Strong Writing Regimen. Strong Body.
~ By Liza Keogh
My writing regimen is getting stronger. Fifteen months ago, I formally ended one career and began to write fiction. I had a yearlong arc of transition ahead of me, and the planets seemed well-aligned to support a multitude of big changes in my life.
My body is suffering. My hip joints are achy, the herniated disc in my lower back is very testy, and my core strength is a thing of the past. Photographs attesting to what once was survive, otherwise, I might have a hard time proving how strong and limber I used to be.
Any of that sound familiar? I knew, going in, that many daily hours in the seated position was deleterious to one’s health. Heck, I’d been working with people for over ten years to improve their posture and muscle tone, even to set up at-home yoga and meditation practices to keep them tuned up between classes or private sessions.
And here I was, ignoring my own advice. Perhaps I was thinking I would be immune to the effects of having my butt in a chair for up to eight hours a day. Perhaps I thought the sugary treats my brain was suddenly craving were part and parcel of ‘becoming a writer’.
Here’s what I know: We humans are meant to move (not just be moved). We benefit even more from moving our bodies in different directions. Getting out into Nature regularly is good for our brains, our bodies, and likely our well of inspiration. Adequate water intake is essential, as are good eating habits.
If writing is our thing, and we have word counts and deadlines to meet, along with every other obligation in our lives, how do we keep the vehicle transporting us through this lifetime in good working condition?
Start somewhere. Now. Today, I put on exercise clothes as soon as I woke up, tied on my sneakers, and made myself a cup of rooibos chai tea with hazelnut milk. I am going to walk on my treadmill for 30 minutes before I start writing, and I am recommitting to an anti-inflammatory eating plan. That plan seems to work well for me: it helps ease the aches in my joints, melts off excess pounds, and sharpens my brain. To experience those benefits, however, I have to be rigorous and patient and remember that day three will be horrible.
Vary your vectors. That’s a phrase that reminds us to vary our exercise routine. Our fascial system runs throughout our body on up and down, side to side, diagonal, spiral and intersecting pathways. It needs water to stay healthy, ‘juicy’, and it needs movements to keep from getting sticky. Before I walk on my treadmill I’ll do a 10-15 minute functional movement warm-up (see below for a link to my favorite). I’ve tried running, even once hired a coach to teach me the mechanics of running, and I failed miserably. So, I stick with what I know instead of setting unattainable goals.

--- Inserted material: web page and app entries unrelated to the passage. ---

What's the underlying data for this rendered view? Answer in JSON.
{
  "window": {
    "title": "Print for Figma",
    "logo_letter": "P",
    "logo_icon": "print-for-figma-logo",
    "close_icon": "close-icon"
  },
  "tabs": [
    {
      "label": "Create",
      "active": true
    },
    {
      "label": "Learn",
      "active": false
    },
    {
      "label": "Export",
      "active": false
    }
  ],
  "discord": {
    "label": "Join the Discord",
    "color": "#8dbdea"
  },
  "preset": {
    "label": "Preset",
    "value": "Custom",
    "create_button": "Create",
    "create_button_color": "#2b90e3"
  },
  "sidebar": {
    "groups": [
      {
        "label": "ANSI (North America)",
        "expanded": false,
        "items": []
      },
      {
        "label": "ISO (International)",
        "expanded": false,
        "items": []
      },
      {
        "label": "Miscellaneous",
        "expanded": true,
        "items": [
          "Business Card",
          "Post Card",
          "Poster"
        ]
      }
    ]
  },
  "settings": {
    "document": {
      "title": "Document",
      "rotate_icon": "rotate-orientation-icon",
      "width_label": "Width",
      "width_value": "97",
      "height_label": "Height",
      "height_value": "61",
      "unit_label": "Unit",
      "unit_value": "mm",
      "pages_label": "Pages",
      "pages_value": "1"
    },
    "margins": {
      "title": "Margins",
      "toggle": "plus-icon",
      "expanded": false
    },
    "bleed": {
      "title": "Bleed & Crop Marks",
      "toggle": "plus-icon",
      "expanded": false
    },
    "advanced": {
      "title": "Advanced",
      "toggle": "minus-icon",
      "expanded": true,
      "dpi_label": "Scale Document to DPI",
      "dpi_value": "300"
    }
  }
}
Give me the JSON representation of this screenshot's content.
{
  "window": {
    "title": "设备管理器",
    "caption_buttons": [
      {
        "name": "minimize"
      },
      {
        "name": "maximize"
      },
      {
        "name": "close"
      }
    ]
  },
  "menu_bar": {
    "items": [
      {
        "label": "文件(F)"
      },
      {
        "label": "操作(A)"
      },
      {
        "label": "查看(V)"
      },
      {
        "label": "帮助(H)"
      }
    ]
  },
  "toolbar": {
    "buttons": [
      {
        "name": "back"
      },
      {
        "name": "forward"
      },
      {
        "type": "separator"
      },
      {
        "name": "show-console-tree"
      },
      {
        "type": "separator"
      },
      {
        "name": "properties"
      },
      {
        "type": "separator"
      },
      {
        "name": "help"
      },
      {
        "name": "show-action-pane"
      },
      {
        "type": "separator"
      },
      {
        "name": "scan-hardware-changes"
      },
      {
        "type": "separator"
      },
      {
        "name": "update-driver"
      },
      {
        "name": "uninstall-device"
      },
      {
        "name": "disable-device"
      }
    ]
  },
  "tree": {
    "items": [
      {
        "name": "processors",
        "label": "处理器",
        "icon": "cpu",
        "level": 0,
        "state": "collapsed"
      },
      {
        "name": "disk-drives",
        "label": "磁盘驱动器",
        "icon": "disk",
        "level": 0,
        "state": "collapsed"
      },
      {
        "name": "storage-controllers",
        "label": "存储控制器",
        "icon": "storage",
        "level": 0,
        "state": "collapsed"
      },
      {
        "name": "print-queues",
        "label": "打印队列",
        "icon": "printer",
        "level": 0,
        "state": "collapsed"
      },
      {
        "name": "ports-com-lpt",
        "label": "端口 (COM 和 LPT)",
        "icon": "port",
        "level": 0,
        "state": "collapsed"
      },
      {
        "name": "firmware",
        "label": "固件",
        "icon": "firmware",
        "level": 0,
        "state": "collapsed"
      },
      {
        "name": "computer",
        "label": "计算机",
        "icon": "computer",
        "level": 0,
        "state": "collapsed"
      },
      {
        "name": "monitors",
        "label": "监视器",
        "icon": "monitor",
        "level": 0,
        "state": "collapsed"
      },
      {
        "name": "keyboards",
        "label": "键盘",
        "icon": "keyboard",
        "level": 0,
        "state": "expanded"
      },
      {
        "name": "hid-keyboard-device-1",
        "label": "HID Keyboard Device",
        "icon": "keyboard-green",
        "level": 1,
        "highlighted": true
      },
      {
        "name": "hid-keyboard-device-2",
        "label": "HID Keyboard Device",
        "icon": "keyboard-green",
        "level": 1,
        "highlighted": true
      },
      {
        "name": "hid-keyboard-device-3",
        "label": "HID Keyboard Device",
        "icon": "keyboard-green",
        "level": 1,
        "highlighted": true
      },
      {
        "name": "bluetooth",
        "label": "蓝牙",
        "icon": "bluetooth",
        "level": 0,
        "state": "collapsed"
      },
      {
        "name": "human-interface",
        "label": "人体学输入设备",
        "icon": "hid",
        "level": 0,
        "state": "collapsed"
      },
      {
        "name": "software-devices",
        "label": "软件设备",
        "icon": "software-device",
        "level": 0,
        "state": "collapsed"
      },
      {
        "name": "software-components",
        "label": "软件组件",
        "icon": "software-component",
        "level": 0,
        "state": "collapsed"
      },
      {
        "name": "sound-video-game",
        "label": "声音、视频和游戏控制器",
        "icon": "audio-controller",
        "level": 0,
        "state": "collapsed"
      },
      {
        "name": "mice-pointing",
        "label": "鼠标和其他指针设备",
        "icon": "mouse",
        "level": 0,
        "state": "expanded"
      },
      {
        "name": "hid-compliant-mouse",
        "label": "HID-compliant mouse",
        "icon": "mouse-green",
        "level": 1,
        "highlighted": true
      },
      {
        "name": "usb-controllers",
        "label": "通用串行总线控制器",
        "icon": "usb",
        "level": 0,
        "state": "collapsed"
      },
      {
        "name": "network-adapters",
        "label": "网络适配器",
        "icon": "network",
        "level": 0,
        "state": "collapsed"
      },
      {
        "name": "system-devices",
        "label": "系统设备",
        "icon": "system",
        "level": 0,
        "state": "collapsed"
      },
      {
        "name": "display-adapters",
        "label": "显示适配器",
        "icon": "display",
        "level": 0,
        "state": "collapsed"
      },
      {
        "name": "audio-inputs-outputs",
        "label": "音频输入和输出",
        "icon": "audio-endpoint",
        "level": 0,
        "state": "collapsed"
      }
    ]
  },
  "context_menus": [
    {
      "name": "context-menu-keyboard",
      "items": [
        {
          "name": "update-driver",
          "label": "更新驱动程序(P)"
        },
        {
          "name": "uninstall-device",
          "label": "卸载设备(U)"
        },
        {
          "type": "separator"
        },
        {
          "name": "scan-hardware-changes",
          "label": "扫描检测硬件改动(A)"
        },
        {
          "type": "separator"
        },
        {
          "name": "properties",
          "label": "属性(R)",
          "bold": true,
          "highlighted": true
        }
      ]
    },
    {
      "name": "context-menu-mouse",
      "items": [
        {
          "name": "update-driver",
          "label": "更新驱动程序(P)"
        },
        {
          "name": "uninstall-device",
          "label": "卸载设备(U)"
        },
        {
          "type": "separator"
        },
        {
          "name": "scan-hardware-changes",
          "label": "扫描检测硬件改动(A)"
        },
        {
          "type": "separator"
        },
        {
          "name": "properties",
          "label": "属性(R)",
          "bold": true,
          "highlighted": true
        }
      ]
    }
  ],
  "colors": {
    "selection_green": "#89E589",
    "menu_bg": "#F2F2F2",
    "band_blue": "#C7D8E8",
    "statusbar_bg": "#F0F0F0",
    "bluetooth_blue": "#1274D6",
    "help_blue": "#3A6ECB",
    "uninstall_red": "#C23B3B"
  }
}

Make a plan. After I write, and before I get on my exercise mat later in the day, I’ll record a fifteen- to twenty-minute Pilates routine. I have notes and pencil figure drawings from a series of private sessions I signed up for last summer. That was months ago, I know, but I had this idea for a story and… you know how it goes.
- Used exercise equipment is out there. My well-loved treadmill cost $100.
- Get thee to a class. Go with a friend. Pay attention to the instructor, and pay attention to what your body is telling you as you move, and afterward. Get to know your body as well as you know your favorite characters.
- Get thee to an on-line class. Youtube is a great, free resource. Start with Ed Paget’s F.A.S.T. class, and explore the rest of the offerings at Intrinsi, Osteopathic Clinic and Natural Movement Center (Please note: I have no connection with them whatsoever, other than admiring their approach to human movement, and the clarity of instruction. I did a lot of research over the years for clients, and the Intrinsi site is consistently good. Check out the videos on the pelvic floor, too.)
- Wherever you are and whatever you are doing, become more aware of your posture.
I’d love to know how others keep themselves healthy, or what got them back into caring for their health.
Liza Keogh has extensive experience leading yoga retreats, often in conjunction with writing coaches and therapists. She founded and ran a successful yoga center in Massachusetts and for over ten years brought yoga to venues that included public parks, corporations and low-income health centres.
Most days, she can be found in her writing cabin, working towards her next Life Goal: becoming a published author. You can find her blogging at https://lizakeoghblog.wordpress.com, and on twitter @lazy_liza_k.